Where Is Mauritius and What
Is It Known For?
Mauritius, officially the Republic of Mauritius, is an island nation off the southeast coast of the African continent in the southwest Indian Ocean, about 900 kilometres (560 mi) east of Madagascar, with the French island of Réunion 200 km (120 mi) to the southwest. In addition to the island of Mauritius, the Republic includes the islands of Cargados Carajos, Rodrigues and the Agalega Islands.
The main island of Mauritius is volcanic in origin and has a coral coast, rising to a central plateau. Most of the population lives on the north and west sides of the island.

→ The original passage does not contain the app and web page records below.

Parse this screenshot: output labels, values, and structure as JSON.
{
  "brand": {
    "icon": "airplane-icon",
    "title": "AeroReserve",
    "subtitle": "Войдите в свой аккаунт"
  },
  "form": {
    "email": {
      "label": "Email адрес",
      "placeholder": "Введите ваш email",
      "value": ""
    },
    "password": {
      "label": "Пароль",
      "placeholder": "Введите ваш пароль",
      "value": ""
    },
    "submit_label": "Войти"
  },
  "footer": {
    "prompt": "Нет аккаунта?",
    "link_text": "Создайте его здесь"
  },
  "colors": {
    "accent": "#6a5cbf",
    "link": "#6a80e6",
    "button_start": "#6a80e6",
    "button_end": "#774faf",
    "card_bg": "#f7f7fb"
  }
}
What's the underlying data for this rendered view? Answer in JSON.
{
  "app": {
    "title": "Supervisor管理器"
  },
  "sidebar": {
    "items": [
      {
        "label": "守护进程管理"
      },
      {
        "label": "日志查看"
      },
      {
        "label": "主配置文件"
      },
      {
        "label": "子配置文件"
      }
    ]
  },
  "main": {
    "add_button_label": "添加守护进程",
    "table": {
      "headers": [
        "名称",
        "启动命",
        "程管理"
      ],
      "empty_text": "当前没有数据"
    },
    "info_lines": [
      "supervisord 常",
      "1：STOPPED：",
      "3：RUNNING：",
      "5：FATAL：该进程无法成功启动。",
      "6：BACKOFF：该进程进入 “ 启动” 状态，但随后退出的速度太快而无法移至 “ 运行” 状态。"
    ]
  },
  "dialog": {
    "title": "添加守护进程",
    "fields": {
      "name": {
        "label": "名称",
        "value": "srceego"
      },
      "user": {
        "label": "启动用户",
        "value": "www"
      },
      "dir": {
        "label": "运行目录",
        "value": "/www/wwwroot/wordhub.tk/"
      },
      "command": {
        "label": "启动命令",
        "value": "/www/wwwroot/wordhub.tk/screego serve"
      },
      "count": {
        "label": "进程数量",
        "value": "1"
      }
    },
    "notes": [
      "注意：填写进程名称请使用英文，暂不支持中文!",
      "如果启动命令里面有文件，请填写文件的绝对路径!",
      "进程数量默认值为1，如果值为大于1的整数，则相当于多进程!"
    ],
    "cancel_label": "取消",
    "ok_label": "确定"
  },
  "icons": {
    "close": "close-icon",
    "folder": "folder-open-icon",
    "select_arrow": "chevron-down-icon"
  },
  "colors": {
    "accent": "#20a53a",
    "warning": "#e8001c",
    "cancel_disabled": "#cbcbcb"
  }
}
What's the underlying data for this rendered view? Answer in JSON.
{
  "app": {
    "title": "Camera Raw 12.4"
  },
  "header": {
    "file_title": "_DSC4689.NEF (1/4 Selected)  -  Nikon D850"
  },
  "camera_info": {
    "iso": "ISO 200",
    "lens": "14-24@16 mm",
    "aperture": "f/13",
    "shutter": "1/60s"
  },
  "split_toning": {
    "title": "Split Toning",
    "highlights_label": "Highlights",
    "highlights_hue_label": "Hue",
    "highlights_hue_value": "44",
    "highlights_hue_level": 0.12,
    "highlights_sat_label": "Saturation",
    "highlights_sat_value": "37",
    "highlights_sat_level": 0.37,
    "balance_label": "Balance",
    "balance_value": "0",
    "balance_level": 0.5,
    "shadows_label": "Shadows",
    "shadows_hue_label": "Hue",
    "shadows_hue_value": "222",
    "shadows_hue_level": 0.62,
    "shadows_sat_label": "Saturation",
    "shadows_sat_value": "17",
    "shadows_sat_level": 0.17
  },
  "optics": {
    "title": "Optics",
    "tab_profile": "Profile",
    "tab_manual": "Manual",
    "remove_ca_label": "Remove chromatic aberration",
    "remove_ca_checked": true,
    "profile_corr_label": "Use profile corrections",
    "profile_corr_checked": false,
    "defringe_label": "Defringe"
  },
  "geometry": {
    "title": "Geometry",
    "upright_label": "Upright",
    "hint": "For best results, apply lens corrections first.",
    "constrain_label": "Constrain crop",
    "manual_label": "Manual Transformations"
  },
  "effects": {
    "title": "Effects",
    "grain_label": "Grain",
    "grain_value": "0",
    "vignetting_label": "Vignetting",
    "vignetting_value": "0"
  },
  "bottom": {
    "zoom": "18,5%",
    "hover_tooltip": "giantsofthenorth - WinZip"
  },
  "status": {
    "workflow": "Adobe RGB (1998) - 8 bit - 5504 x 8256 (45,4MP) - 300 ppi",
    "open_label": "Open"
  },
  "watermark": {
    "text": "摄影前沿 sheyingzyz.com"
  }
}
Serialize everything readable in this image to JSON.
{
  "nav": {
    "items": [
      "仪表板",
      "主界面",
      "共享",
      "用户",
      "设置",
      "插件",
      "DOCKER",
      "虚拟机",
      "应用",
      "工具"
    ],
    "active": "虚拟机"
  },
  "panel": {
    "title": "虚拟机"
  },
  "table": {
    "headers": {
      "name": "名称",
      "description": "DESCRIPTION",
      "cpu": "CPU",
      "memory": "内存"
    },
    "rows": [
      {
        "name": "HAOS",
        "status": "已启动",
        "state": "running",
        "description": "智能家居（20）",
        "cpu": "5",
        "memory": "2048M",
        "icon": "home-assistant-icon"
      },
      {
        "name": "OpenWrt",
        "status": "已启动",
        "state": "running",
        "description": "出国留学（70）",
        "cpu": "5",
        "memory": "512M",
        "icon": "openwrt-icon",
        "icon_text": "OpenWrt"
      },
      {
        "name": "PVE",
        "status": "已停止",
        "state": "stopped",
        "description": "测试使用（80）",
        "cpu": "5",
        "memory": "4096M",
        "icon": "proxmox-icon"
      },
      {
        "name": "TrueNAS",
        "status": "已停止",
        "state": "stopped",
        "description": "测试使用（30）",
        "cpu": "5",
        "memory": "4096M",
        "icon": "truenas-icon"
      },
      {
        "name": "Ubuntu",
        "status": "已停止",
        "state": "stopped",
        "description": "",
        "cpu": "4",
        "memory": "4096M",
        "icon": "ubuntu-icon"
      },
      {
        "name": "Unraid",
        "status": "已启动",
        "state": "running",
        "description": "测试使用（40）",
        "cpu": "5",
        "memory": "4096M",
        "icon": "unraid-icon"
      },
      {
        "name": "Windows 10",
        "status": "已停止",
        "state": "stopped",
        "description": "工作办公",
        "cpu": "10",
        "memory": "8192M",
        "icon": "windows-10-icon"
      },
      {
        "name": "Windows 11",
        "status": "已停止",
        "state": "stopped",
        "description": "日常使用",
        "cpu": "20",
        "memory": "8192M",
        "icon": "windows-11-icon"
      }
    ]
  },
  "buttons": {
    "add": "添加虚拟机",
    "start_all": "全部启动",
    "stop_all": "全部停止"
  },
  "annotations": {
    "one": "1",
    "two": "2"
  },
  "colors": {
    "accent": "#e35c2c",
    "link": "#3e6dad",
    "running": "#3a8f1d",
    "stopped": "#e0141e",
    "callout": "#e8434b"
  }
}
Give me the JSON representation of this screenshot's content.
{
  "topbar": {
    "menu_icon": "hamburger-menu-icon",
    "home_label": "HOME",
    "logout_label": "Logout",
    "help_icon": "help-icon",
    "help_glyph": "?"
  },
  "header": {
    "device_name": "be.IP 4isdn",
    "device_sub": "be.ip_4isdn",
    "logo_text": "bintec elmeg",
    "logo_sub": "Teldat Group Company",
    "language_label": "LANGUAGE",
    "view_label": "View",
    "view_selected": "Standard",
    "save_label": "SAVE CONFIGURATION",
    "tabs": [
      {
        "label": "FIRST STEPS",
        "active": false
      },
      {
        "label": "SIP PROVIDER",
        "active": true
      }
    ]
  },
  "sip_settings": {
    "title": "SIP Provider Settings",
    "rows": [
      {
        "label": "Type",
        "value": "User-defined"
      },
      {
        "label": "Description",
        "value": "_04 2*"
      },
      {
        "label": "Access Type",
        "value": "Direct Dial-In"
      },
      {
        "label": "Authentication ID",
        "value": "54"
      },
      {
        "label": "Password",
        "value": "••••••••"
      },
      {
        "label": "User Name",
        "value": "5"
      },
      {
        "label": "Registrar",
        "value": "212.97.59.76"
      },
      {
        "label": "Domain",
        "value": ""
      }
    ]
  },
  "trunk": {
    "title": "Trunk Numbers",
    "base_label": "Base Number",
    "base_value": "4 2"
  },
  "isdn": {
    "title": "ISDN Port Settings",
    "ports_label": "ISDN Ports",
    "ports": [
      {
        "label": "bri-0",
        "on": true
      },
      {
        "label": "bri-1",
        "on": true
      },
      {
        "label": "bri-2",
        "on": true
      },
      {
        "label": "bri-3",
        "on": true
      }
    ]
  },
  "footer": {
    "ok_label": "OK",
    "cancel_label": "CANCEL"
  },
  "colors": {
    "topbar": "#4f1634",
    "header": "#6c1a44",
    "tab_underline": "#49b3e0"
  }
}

Most Mauritians are at least bilingual. English is the official language, but it is not spoken much in day-to-day communication. Creole, which is spoken by 90 percent of the population, was developed in the 18th century by slaves who used a pidgin language to communicate with each other as well as with their French masters, who did not understand the various African languages. The pidgin evolved with later generations to become a useful, casual language. Most newspapers and television programs are in French.
The island of Mauritius is renowned for having been the only known home of the dodo. First sighted by Europeans around 1600 on Mauritius, this bird was an easy prey to settlers due to its weight and inability to fly. It became extinct less than eighty years later.
The economy is based on sugar production, light manufacturing (chiefly clothing) and tourism.